Corn: Down 3 to 5 cents
Soybeans: Down 3 to 5 cents
Wheat: Down 6 to 9 cents
GENERAL COMMENTS: Grain markets are sinking today after the U.S. and China signed the historical new trade deal on Wednesday. March soybean and corn futures broke near-term support and wheat is following lower in response to rising skepticism on how much U.S. Ag goods China will buy and when. Some worry that except for soybeans, pork, dairy products and other table-ready food items, China may wait until after U.S. 2020 fall harvest to begin to buying bulk commodities including soybeans, wheat and corn.
Market bears want to focus on elements of the Phase 1 trade deal with China that had been known for quite some time, such as the scaling up of ag purchases over the two-year period, China’s insistence that purchases be based on U.S. commodities being competitively prices relative to other world suppliers, and the fact the U.S. leaves tariffs on roughly $370 billion worth of Chinese goods in place until Phase 2 is completed. A senior Trump administration official said China will need to issue waivers or adjustments to tariffs to meet its buying commitments. China did not lift all its tariffs largely because the agreement leaves in place U.S. tariffs on about three-quarters of Chinese imports
China did make concessions on regulations and phyto-sanitary rules that should help to boost U.S. pork, beef, poultry and dairy exports.

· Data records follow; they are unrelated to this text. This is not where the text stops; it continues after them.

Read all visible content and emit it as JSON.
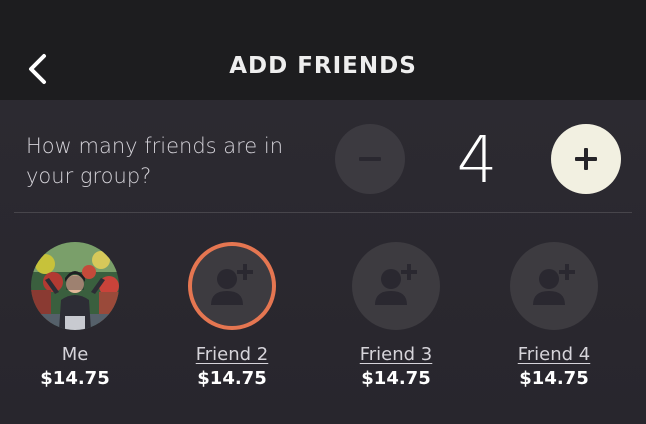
{
  "header": {
    "title": "ADD FRIENDS",
    "back_icon": "chevron-left-icon"
  },
  "question": {
    "text": "How many friends are in your group?"
  },
  "stepper": {
    "count": "4",
    "minus_icon": "minus-icon",
    "plus_icon": "plus-icon"
  },
  "friends": [
    {
      "name": "Me",
      "price": "$14.75",
      "avatar": "photo"
    },
    {
      "name": "Friend 2",
      "price": "$14.75",
      "avatar": "add-person-icon",
      "selected": true
    },
    {
      "name": "Friend 3",
      "price": "$14.75",
      "avatar": "add-person-icon"
    },
    {
      "name": "Friend 4",
      "price": "$14.75",
      "avatar": "add-person-icon"
    }
  ],
  "colors": {
    "header_bg": "#1d1d1f",
    "body_bg": "#2a2830",
    "accent_orange": "#e57651",
    "plus_button": "#f2f0e1",
    "minus_button": "#3c3a40"
  }
}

The South American weather forecast for Brazil has not changed with rains seen falling through much of the region over the next 10-day period. The Argentine weather forecast turns dry through the upcoming weekend with rains returning by midweek next week. The non-threatening forecasts also is limiting buying interest today.
The U.S.-Mexico-Canada Agreement (USMCA) is expected to be approved by the U.S. Senate easily today in a bipartisan victory. The chamber took the measure up Wednesday following approval by the remaining four committees that were tasked with approving the deal. That will send the implementing legislation to President Donald Trump who will sign the measure next week. The deal is a long-term positive development, but passage has been expected.
USDA weekly export sales were better than trader expectations last week for wheat, corn and soybean meal. Net wheat sales rose to 650,600 metric tons (MT) in the week ended Jan. 9, up 32% from the prior four-week average. Corn sales increased to a four-week high at 784,800 MT, up 4% from the prior four-week average. Soybean meal sales rose to a marketing-year high at 375,000 MT. Soybean sales rose to 711,500 MT, up 3% from the prior four-week average and toward the top end of trade estimates for 400,000 to 800,000 MT of new business. China bought 216,600 MT but that included 132,000 MT switched from unknown destinations.
The U.S. Department of Agriculture’s daily export sales reporting service reported private exporters sold 180,000 MT of soybean meal for delivery to the Philippines during the 2019-20 marketing year.
Corn: March corn futures broke below the 100-day and 40-day moving average last night, touching $3.81 ½. Last Friday’s spike low after the USDA crop reports at $3.76 ½ is key support. Mexico’s Supreme Court on Wednesday ruled against a three-year-old modification of a fuel rule that would have allowed up to 10% ethanol blends in gasoline nationwide, excluding the country’s three biggest cities.
Soybeans: Futures opened higher last night after the double-digit drop yesterday, but gains did not last long and prices drifted lower this morning. March prices broke below the 40-day and 100-day moving averages with next support at $9.21 ¼, the 200-day moving average. NOPA members crushed 174.8 million bu. of soybeans during December, handily topping expectations for crush to come in around 171.6 million bu. of soybeans and shattering the previous December record that was just shy of 171.8 million bu. set last year. Last month’s crush was the second largest on record for any month. However, soyoil stocks surged more than 21% in December to 1.757 billion lbs., marking an eight-month high.
Cattle: Steady to firm
Hogs: Steady to firm
Cattle: Futures seen supported by hopes for new Chinese purchases. However, wholesale beef slipped lower Wednesday, with Choice down 23 cents and Select down 63 cents on moderately active sales. The Fed Cattle Exchange sold about 400 cattle at steady to firm prices on Wednesday’s weekly electronic auction, a positive signal for at least steady cash trade this week. Beef export sales in the week ended Jan. 9 were 17,800 MT. Shipments last week were 17,350 MT, the best in five weeks.
Hogs: Futures will be steady to firm on speculation China will focus on buying U.S. pork as part of the trade deal signed yesterday because U.S. prices are competitive on world markets. Pork export sales jumped to 38,700 MT last week led by Mexico and Japan buying. China only bought 1,900 MT last week. Shipments last week were 41,500 MT, the most in seven weeks with China taking 16,000 MT. Cash hog prices rose again on Wednesday, with the national average price up 27 cents. Wholesale pork cutout value inches up 36 cents on gains in bellies, picnics, butts and hams. Sales were only modest. That’s a little negative as slaughter the first three-days of this week is up 76,000 head from a year ago.